* **Work to complete**: The whole listing needs to be restated word for word.
§ §
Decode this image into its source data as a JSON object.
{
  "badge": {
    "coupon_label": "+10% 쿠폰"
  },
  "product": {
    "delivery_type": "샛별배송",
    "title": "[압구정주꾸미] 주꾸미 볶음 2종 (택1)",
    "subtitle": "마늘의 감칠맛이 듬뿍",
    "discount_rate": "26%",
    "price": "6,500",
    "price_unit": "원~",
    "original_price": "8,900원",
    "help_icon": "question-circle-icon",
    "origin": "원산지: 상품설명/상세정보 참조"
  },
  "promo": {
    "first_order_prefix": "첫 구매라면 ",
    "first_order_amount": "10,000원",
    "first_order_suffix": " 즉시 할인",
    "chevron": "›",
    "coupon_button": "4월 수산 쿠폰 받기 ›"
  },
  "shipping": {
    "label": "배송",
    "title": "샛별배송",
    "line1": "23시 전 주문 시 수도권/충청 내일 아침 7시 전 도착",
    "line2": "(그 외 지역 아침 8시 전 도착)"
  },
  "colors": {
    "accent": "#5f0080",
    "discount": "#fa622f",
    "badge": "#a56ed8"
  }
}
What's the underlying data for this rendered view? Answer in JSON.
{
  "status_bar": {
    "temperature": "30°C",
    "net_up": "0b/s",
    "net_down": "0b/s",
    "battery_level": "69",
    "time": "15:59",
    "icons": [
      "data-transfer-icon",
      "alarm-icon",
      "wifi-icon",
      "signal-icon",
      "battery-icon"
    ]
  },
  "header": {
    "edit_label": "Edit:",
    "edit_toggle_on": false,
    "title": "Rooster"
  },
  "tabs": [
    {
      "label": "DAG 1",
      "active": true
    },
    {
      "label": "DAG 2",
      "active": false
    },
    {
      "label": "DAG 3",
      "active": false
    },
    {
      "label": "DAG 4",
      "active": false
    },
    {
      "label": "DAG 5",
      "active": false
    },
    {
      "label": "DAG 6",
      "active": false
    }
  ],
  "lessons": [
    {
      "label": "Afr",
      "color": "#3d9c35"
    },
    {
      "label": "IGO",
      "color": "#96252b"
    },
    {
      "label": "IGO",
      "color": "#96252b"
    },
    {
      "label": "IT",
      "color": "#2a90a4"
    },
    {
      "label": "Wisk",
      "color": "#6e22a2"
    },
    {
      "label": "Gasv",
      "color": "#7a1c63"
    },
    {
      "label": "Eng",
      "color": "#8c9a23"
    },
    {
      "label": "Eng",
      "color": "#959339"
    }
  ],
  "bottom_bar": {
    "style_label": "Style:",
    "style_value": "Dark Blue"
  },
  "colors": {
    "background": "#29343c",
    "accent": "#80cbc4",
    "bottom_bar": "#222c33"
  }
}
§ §
* **Result**:
Decode this image into its source data as a JSON object.
{
  "badge": {
    "coupon_label": "+10% 쿠폰"
  },
  "product": {
    "delivery_type": "샛별배송",
    "title": "[압구정주꾸미] 주꾸미 볶음 2종 (택1)",
    "subtitle": "마늘의 감칠맛이 듬뿍",
    "discount_rate": "26%",
    "price": "6,500",
    "price_unit": "원~",
    "original_price": "8,900원",
    "help_icon": "question-circle-icon",
    "origin": "원산지: 상품설명/상세정보 참조"
  },
  "promo": {
    "first_order_prefix": "첫 구매라면 ",
    "first_order_amount": "10,000원",
    "first_order_suffix": " 즉시 할인",
    "chevron": "›",
    "coupon_button": "4월 수산 쿠폰 받기 ›"
  },
  "shipping": {
    "label": "배송",
    "title": "샛별배송",
    "line1": "23시 전 주문 시 수도권/충청 내일 아침 7시 전 도착",
    "line2": "(그 외 지역 아침 8시 전 도착)"
  },
  "colors": {
    "accent": "#5f0080",
    "discount": "#fa622f",
    "badge": "#a56ed8"
  }
}
What's the underlying data for this rendered view? Answer in JSON.
{
  "status_bar": {
    "temperature": "30°C",
    "net_up": "0b/s",
    "net_down": "0b/s",
    "battery_level": "69",
    "time": "15:59",
    "icons": [
      "data-transfer-icon",
      "alarm-icon",
      "wifi-icon",
      "signal-icon",
      "battery-icon"
    ]
  },
  "header": {
    "edit_label": "Edit:",
    "edit_toggle_on": false,
    "title": "Rooster"
  },
  "tabs": [
    {
      "label": "DAG 1",
      "active": true
    },
    {
      "label": "DAG 2",
      "active": false
    },
    {
      "label": "DAG 3",
      "active": false
    },
    {
      "label": "DAG 4",
      "active": false
    },
    {
      "label": "DAG 5",
      "active": false
    },
    {
      "label": "DAG 6",
      "active": false
    }
  ],
  "lessons": [
    {
      "label": "Afr",
      "color": "#3d9c35"
    },
    {
      "label": "IGO",
      "color": "#96252b"
    },
    {
      "label": "IGO",
      "color": "#96252b"
    },
    {
      "label": "IT",
      "color": "#2a90a4"
    },
    {
      "label": "Wisk",
      "color": "#6e22a2"
    },
    {
      "label": "Gasv",
      "color": "#7a1c63"
    },
    {
      "label": "Eng",
      "color": "#8c9a23"
    },
    {
      "label": "Eng",
      "color": "#959339"
    }
  ],
  "bottom_bar": {
    "style_label": "Style:",
    "style_value": "Dark Blue"
  },
  "colors": {
    "background": "#29343c",
    "accent": "#80cbc4",
    "bottom_bar": "#222c33"
  }
}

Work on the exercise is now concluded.